About redeeming your SIP investment that hasn't been performing well since the last year, I would say that it won't be a wise thing to do at this point of time. The benefit of SIPs lies in neither investing large amounts in a rising market nor stopping your investments in a falling market. You won't be able to derive any benefit from your SIP if you redeem it in the falling market.
Deciding on whether to invest in mutual funds or discounted bluechip stocks is a completely different kind of decision. Investing through mutual funds has its own pros and cons. The advantage is that you get automatic diversification and professional management and it helps bring in discipline to your investments. The disadvantage is the higher expense ratio; however, there are direct plans which have lower expenses.
When you buy a share, on the other hand, the only expense is the brokerage. Here, you will have to put in your own research and decide on specific stocks you want to buy and the appropriate time to buy them.
Having said that, to be able to directly invest in equity, one has to have three things - time, inclination to understand companies and not invest on the basis of stock tips, and the temperament to be able to stick to your convictions and strategies and not get affected by volatility. It is not easy to maintain your temperament - many people redeem funds in a falling market and on seeing a rising market, even new investors easily end up investing large amounts.

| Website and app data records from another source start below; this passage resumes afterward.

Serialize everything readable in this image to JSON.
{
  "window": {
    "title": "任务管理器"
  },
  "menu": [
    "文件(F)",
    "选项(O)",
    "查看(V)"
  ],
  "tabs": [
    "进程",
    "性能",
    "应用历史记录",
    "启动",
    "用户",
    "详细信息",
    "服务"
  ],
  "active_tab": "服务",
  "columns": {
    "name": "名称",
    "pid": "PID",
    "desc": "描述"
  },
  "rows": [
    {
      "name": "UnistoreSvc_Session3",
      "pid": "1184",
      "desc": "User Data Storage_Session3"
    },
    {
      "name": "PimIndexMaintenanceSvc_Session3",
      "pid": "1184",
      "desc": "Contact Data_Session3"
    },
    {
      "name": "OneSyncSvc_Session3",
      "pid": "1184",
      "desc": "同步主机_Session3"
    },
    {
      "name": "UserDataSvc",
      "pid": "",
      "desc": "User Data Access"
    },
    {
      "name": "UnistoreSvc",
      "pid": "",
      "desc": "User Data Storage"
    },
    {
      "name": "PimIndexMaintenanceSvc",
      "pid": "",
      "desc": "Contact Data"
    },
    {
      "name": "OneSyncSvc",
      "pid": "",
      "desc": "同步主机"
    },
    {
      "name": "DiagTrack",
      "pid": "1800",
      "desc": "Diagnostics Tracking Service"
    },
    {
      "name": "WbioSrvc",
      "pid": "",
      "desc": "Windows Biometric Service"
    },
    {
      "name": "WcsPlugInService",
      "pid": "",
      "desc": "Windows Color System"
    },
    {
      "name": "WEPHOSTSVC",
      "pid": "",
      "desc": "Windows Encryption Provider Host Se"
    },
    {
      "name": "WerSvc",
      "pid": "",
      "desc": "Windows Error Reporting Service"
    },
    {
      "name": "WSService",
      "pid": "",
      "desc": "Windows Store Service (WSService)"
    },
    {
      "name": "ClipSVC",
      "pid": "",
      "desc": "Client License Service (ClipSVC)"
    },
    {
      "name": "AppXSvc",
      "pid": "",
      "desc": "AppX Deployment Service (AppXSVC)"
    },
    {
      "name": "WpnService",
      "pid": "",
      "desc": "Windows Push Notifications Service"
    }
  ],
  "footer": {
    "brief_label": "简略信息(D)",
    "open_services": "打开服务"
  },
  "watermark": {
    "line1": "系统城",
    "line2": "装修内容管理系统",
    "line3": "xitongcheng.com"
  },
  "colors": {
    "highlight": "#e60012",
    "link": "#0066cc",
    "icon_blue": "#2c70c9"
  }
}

So to be able to take such a decision understand the kind of investor you are and only then proceed.